### Problem statement
Pull out every line below that holds the word "Assistance".

### Data records
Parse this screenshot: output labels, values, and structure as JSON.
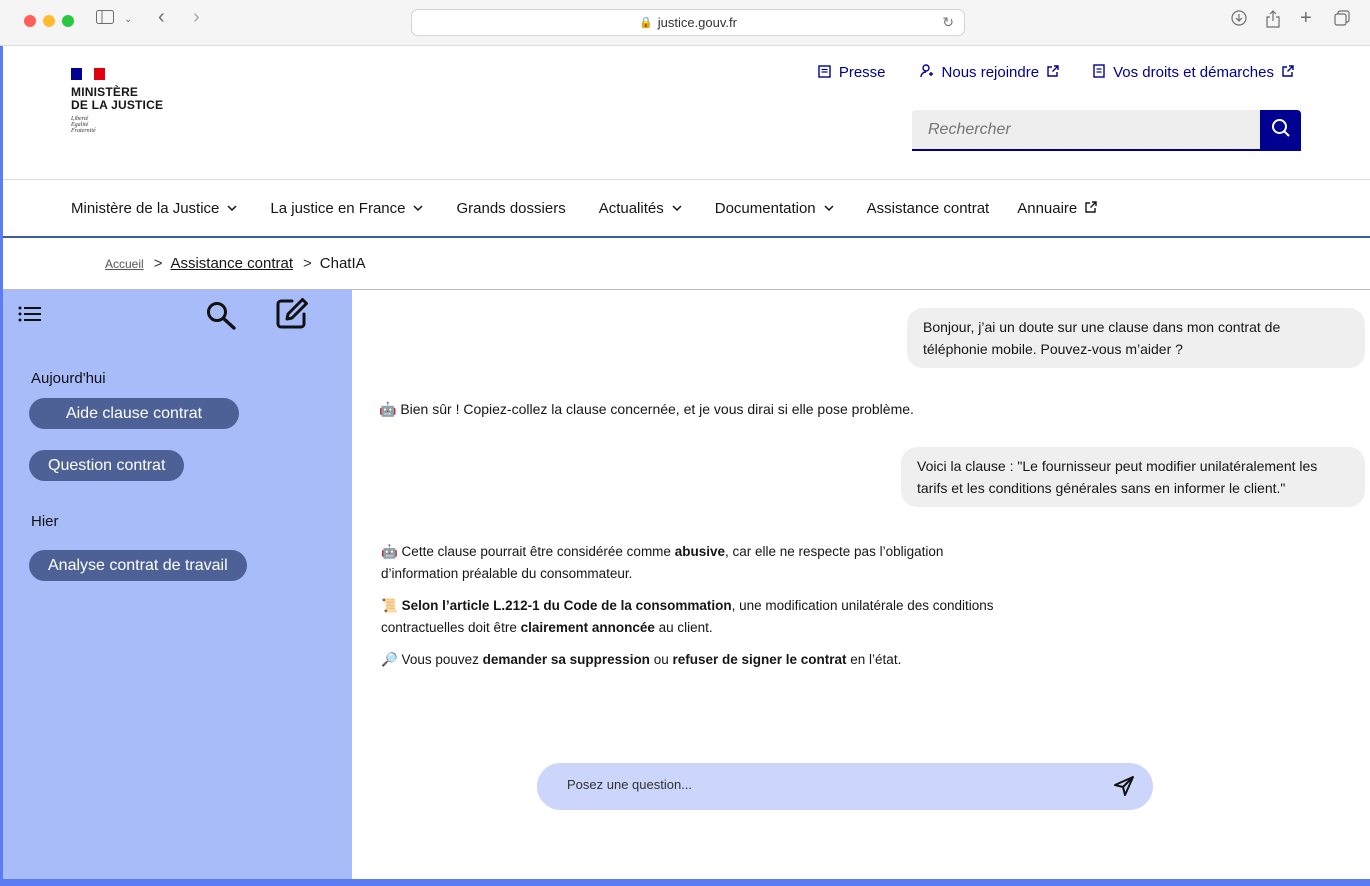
{
  "browser": {
    "url": "justice.gouv.fr"
  },
  "header": {
    "logo_line1": "MINISTÈRE",
    "logo_line2": "DE LA JUSTICE",
    "motto1": "Liberté",
    "motto2": "Égalité",
    "motto3": "Fraternité",
    "links": [
      {
        "label": "Presse",
        "icon": "newspaper-icon"
      },
      {
        "label": "Nous rejoindre",
        "icon": "user-icon"
      },
      {
        "label": "Vos droits et démarches",
        "icon": "document-icon"
      }
    ],
    "search_placeholder": "Rechercher"
  },
  "nav": {
    "items": [
      {
        "label": "Ministère de la Justice"
      },
      {
        "label": "La justice en France"
      },
      {
        "label": "Grands dossiers"
      },
      {
        "label": "Actualités"
      },
      {
        "label": "Documentation"
      },
      {
        "label": "Assistance contrat"
      },
      {
        "label": "Annuaire"
      }
    ]
  },
  "breadcrumb": {
    "home": "Accueil",
    "parent": "Assistance contrat",
    "current": "ChatIA"
  },
  "sidebar": {
    "today_label": "Aujourd'hui",
    "yesterday_label": "Hier",
    "conversations_today": [
      "Aide clause contrat",
      "Question contrat"
    ],
    "conversations_yesterday": [
      "Analyse contrat de travail"
    ]
  },
  "chat": {
    "user1_line1": "Bonjour, j’ai un doute sur une clause dans mon contrat de",
    "user1_line2": "téléphonie mobile. Pouvez-vous m’aider ?",
    "bot1": "🤖 Bien sûr ! Copiez-collez la clause concernée, et je vous dirai si elle pose problème.",
    "user2_line1": "Voici la clause : \"Le fournisseur peut modifier unilatéralement les",
    "user2_line2": "tarifs et les conditions générales sans en informer le client.\"",
    "bot2": {
      "p1_pre": "🤖 Cette clause pourrait être considérée comme ",
      "p1_bold": "abusive",
      "p1_post": ", car elle ne respecte pas l’obligation",
      "p1_line2": "d’information préalable du consommateur.",
      "p2_emoji": "📜 ",
      "p2_bold": "Selon l’article L.212-1 du Code de la consommation",
      "p2_post": ", une modification unilatérale des conditions",
      "p2_line2_pre": "contractuelles doit être ",
      "p2_line2_bold": "clairement annoncée",
      "p2_line2_post": " au client.",
      "p3_pre": "🔎 Vous pouvez ",
      "p3_bold1": "demander sa suppression",
      "p3_mid": " ou ",
      "p3_bold2": "refuser de signer le contrat",
      "p3_post": " en l’état."
    },
    "composer_placeholder": "Posez une question..."
  },
  "colors": {
    "brand_blue": "#000091",
    "sidebar_bg": "#a9bcfa",
    "pill_bg": "#4d6197",
    "composer_bg": "#ccd6fa"
  }
}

### Reply
        "label": "Assistance contrat"
    "parent": "Assistance contrat",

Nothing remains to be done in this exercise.